Either Gov. Jim Justice is confused or I am. His idea of the governor’s job and mine don’t seem to mesh. I view the governor like a basketball coach, coaching players from the team bench. He appears to want to coach state government from the parking lot and communicate with players by flip phone. That raises the question if he’s really doing what’s necessary to deliver an upturn in our state’s economy or if he’s benefiting from happenstance.
West Virginia MetroNews reported that the governor, during a Beckley news conference last Wednesday, listed his administration’s accomplishments as, “ ‘... West Virginia’s revenue numbers are breaking records,’ which he attributed to robust generation of severance taxes, corporate net income taxes, personal income taxes, sales taxes and lower unemployment ... .”
OK, but those aren’t his administration’s accomplishments. After all, what part did the governor play in generation of severance taxes? No one working for the state dug any coal or drilled for gas. Same with the other revenue sources. Increases there are the results of the activities of hard-working West Virginians.
Our governor’s job is to enforce the laws, collect taxes, report them and spend them on services that he and the Legislature have agreed upon, which, in turn, creates the environment where we can flourish. For that, they work together in Charleston and hash it out because our constitution says so.
But our current governor apparently lives in Greenbrier County and shows up sporadically, even when the Legislature is in session.
But I can’t be too harsh. Many business owners are often trapped in the same stinking thinking. They think if sales are going up, then they’re doing their job, right? Not really. Sales can be going up because of outside forces.
Demand for chicken dinners at a restaurant can go up if a new road opens delivering more customers. Conversely, divert traffic by building an interstate around a town and sales drop.
And even if the governor and Legislature create a perfect environment, that doesn’t guarantee we will prosper. The demand for fossil fuels is largely outside our control, regardless of who is governor.

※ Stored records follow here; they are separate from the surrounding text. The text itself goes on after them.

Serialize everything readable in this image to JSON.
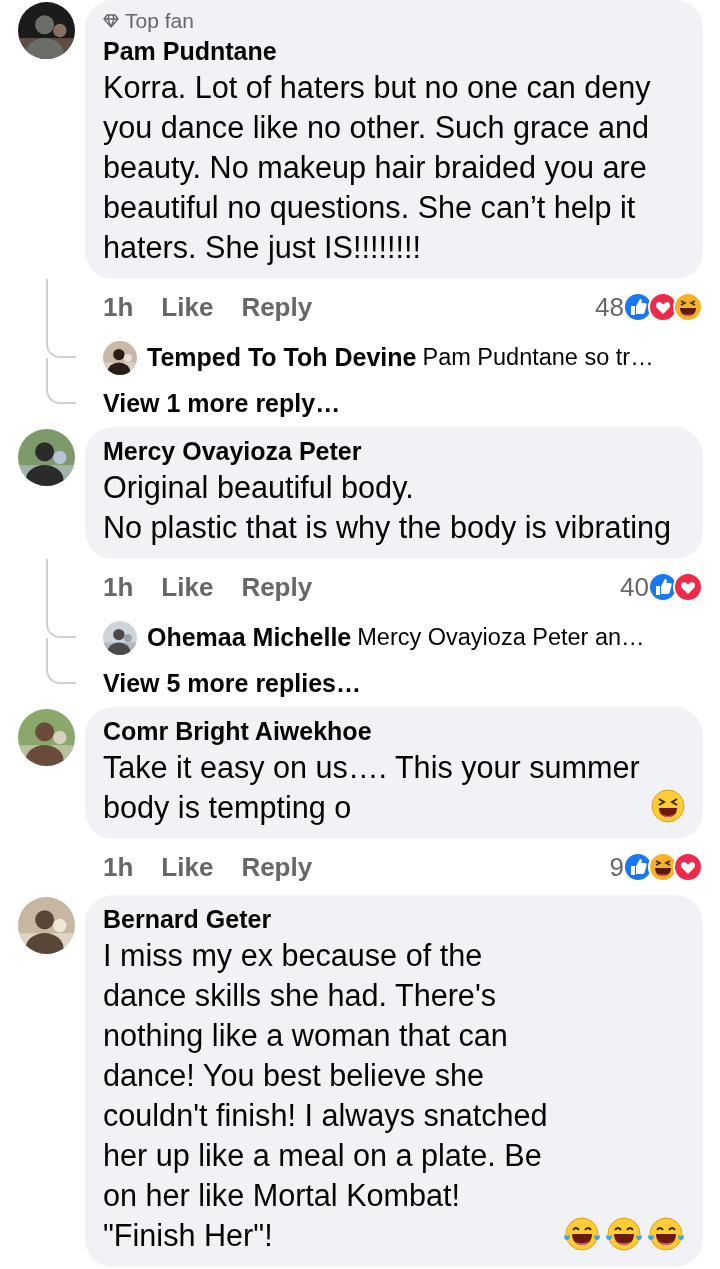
{
  "comments": [
    {
      "avatar": {
        "kind": "picture"
      },
      "badge": "Top fan",
      "author": "Pam Pudntane",
      "text": "Korra. Lot of haters but no one can deny you dance like no other. Such grace and beauty. No makeup hair braided you are beautiful no questions. She can’t help it haters. She just IS!!!!!!!!",
      "time": "1h",
      "actions": [
        "Like",
        "Reply"
      ],
      "reaction_count": "48",
      "reactions": [
        {
          "kind": "like"
        },
        {
          "kind": "love"
        },
        {
          "kind": "haha"
        }
      ],
      "reply_preview": {
        "author": "Temped To Toh Devine",
        "text": "Pam Pudntane so tr…"
      },
      "more_replies": "View 1 more reply…"
    },
    {
      "avatar": {
        "kind": "picture"
      },
      "author": "Mercy Ovayioza Peter",
      "text": "Original beautiful body.\nNo plastic that is why the body is vibrating",
      "time": "1h",
      "actions": [
        "Like",
        "Reply"
      ],
      "reaction_count": "40",
      "reactions": [
        {
          "kind": "like"
        },
        {
          "kind": "love"
        }
      ],
      "reply_preview": {
        "author": "Ohemaa Michelle",
        "text": "Mercy Ovayioza Peter an…"
      },
      "more_replies": "View 5 more replies…"
    },
    {
      "avatar": {
        "kind": "picture"
      },
      "author": "Comr Bright Aiwekhoe",
      "text": "Take it easy on us…. This your summer body is tempting o",
      "emojis": [
        {
          "kind": "squint"
        }
      ],
      "time": "1h",
      "actions": [
        "Like",
        "Reply"
      ],
      "reaction_count": "9",
      "reactions": [
        {
          "kind": "like"
        },
        {
          "kind": "haha"
        },
        {
          "kind": "love"
        }
      ]
    },
    {
      "avatar": {
        "kind": "picture"
      },
      "author": "Bernard Geter",
      "text": "I miss my ex because of the dance skills she had. There's nothing like a woman that can dance! You best believe she couldn't finish! I always snatched her up like a meal on a plate. Be on her like Mortal Kombat! \"Finish Her\"!",
      "emojis": [
        {
          "kind": "tears"
        },
        {
          "kind": "tears"
        },
        {
          "kind": "tears"
        }
      ]
    }
  ]
}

It’s like a salesperson in business. You can’t measure their effectiveness solely by the sales dollars they generate. After all, who tells them what to sell, to whom to sell it, where to sell and at what price to sell it? Management does.
So, a poor salesperson can sell their heart out and still have low results. On the flip side, they can do little or nothing, yet have great results because of their customers’ increasing demand for a particular product.
Same with a governor. As we can’t measure a salesperson’s performance simply by gross sales, we can’t measure a governor’s success simply by economic performance or lack of it. We must look deeper.
Are they performing the activities that should lead to increased sales? Is the salesperson making their calls? Is our governor showing up to work?
The first job of the leader is to lead the team, and you can’t lead if you’re not there. Some may wonder about multinational corporations with operations all over the world. Well, each location has a leader who is there, and they report to the leader above them. It’s delegation. But when we reach the top, the leader of the leaders must be there and doing their job. They can’t phone it in.
Yes, revenue has increased, but it doesn’t seem to have been as a result of our governor’s activities. You can’t lead the team in Charleston if you’re not in Charleston any more than the basketball coach can lead their team if they are in the parking lot, instead of on the bench.
Your team is in Charleston, governor. That’s where you should be. Our state constitution even says that. If you can’t grasp that, well, maybe you shouldn’t be governor.